In 1980, the total population of the county’s three cities was 299,738. Today, Tampa’s population is 340,882, Plant City has 33,411 citizens and Temple Terrace has 20,918. This indicates that 32 percent of the county’s total population lives within one of the three city limits, while 68 percent of the county’s population lives in unincorporated areas.
In 1983, a single-member district county commissioner represented 161,740 citizens. Today, a single-member district commissioner represents about 307,300. If the makeup of the single-member districts were changed from four single districts to five single-member districts, each commissioner would represent 245,845 citizens. This reduction brings each single-member district commissioner that much closer to their constituency.
Hillsborough County is the only county in Florida with a population of more than 1 million people that still has at-large districts.
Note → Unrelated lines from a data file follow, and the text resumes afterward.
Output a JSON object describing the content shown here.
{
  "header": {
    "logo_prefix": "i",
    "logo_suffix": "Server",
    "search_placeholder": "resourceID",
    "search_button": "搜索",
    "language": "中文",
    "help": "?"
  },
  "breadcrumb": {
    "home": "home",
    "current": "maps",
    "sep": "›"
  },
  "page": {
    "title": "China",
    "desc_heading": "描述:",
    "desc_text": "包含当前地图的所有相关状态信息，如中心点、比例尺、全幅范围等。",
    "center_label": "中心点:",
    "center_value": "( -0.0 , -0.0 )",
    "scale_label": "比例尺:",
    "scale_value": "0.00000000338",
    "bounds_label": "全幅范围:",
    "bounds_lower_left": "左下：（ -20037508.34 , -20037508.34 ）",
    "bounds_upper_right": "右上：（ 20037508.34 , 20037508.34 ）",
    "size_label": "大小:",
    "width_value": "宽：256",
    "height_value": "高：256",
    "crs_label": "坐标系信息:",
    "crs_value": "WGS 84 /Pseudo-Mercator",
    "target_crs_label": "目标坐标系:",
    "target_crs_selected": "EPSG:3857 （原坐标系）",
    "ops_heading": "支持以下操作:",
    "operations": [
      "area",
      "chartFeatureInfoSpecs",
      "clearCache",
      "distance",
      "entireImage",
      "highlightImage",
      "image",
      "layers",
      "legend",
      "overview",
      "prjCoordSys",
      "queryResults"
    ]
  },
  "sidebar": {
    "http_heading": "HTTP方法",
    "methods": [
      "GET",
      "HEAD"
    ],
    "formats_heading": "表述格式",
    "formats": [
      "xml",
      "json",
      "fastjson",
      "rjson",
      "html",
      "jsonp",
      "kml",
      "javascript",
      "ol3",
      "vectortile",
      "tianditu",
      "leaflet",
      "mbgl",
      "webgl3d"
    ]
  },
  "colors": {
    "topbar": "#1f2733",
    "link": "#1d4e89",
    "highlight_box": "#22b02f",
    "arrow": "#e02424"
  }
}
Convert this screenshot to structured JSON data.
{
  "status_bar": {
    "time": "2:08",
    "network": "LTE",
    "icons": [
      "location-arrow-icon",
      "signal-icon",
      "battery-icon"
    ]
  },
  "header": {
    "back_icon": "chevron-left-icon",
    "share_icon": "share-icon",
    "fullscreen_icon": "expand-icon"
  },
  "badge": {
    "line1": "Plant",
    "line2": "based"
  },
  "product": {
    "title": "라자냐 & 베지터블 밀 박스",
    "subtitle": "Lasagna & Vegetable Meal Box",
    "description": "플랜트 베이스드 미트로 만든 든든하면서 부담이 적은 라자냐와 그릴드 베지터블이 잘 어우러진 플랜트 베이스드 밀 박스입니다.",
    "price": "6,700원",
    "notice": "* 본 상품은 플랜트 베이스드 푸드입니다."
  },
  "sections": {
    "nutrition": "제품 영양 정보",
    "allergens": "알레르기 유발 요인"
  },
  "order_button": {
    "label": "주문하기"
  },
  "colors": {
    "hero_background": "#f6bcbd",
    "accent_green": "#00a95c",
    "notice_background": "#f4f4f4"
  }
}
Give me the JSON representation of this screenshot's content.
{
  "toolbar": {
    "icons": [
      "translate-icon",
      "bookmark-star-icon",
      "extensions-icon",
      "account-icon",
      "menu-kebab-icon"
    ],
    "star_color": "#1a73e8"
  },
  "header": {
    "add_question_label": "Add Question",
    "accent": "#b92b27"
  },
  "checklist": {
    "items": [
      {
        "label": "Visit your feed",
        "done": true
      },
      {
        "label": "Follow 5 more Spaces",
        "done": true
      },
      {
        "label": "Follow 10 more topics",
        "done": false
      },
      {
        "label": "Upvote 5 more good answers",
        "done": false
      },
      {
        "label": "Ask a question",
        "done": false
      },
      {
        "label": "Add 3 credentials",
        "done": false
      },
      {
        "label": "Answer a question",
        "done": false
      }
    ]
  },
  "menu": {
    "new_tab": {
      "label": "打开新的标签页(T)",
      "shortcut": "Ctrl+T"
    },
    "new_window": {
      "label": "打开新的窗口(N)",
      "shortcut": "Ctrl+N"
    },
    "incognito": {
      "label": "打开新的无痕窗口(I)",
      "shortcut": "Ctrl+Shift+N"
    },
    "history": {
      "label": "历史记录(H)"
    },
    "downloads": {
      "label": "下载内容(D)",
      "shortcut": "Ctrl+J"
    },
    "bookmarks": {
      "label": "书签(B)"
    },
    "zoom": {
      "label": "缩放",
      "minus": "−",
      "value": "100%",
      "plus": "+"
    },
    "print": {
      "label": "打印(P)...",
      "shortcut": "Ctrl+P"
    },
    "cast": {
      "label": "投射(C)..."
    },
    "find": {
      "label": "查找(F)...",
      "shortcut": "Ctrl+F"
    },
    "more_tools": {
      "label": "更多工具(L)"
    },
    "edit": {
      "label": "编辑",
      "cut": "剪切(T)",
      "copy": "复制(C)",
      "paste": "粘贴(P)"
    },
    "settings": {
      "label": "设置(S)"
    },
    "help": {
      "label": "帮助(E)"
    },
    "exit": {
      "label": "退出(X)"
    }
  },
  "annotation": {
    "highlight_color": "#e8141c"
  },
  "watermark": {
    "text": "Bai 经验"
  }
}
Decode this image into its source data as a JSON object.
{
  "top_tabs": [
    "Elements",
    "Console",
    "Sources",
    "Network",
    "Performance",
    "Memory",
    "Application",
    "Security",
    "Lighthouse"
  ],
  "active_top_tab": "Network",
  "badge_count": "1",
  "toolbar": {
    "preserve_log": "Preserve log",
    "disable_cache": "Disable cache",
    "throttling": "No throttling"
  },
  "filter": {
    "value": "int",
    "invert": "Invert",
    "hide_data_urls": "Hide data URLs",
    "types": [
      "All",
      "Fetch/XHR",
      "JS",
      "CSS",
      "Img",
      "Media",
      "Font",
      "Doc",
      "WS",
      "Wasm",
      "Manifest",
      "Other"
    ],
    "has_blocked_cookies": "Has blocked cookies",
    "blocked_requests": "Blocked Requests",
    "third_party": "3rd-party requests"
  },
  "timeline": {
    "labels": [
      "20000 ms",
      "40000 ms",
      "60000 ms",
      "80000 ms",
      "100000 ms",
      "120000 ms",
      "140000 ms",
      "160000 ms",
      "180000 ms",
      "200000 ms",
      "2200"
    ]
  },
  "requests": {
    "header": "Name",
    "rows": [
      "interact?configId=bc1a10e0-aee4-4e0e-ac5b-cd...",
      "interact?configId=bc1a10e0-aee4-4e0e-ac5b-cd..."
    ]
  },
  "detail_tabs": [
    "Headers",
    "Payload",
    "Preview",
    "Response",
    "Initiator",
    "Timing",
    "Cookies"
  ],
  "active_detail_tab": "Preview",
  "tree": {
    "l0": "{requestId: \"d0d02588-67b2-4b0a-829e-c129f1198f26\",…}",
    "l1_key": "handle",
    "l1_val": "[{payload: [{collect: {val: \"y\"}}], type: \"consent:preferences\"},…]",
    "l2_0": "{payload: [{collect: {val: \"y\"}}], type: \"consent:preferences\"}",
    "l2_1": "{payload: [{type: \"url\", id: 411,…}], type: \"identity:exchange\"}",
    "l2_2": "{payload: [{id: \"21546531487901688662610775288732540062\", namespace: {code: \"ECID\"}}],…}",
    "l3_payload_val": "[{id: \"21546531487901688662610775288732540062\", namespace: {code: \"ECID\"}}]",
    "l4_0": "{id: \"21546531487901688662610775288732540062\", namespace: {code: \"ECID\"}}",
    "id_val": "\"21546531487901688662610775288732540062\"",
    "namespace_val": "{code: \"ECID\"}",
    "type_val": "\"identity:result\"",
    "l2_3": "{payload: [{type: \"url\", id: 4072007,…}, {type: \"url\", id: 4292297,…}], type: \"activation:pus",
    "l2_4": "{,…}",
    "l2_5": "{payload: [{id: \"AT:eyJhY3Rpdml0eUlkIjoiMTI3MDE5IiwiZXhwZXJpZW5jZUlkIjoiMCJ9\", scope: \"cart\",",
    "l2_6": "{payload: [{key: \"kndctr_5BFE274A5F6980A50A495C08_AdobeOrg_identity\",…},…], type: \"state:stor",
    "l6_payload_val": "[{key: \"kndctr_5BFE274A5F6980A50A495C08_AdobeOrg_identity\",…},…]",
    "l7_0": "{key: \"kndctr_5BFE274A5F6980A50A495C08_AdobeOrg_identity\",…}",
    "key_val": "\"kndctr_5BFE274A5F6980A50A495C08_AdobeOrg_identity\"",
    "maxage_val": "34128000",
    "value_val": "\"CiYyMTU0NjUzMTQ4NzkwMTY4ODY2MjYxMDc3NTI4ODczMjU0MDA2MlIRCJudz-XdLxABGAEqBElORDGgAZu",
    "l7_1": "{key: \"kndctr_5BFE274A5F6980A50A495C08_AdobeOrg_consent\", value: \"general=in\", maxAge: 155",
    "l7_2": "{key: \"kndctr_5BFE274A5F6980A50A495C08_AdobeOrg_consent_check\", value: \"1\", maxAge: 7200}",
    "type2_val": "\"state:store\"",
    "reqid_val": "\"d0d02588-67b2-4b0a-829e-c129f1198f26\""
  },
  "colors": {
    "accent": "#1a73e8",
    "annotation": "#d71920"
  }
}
Miami-Dade, with a population of 2,496,435, has 13 single-member districts. That’s 192,033 people per single member.
Broward, with a population of 1,748,066, has nine single-member districts; that’s 194,229 people per single member.
Palm Beach, with 1,320,134 people, has seven single-member districts. That’s 188,590 people per single member.
And Orange, with 1,145,956 people, has six single-member districts. That’s 190,992 people per single member.
Hillsborough, with a population of 1,229,226, has four single-member districts and three at-large. The population per single member is about 307,300.
The county commission needs to reflect the racial diversity of the makeup of our citizens. The most rapidly growing population group in our county is Hispanics. The county’s Hispanic population in 1980 was 64,199, equaling 10 percent of the county’s population. Today, the Hispanic population is 306,635, equaling 25 percent of the overall county’s population. However, there are no Hispanics on the county commission. There is a strong possibility that if we create five single-member districts, a Hispanic can be elected to the county commission.
I am asking that the voting public be allowed to vote in the 2014 elections on the issue of changing the makeup of the Hillsborough County Commission from four single-member districts to five single-member districts.
I will bring this to the county commission at our May 15 meeting and request a proposed draft ordinance, with one or more public hearings or workshops.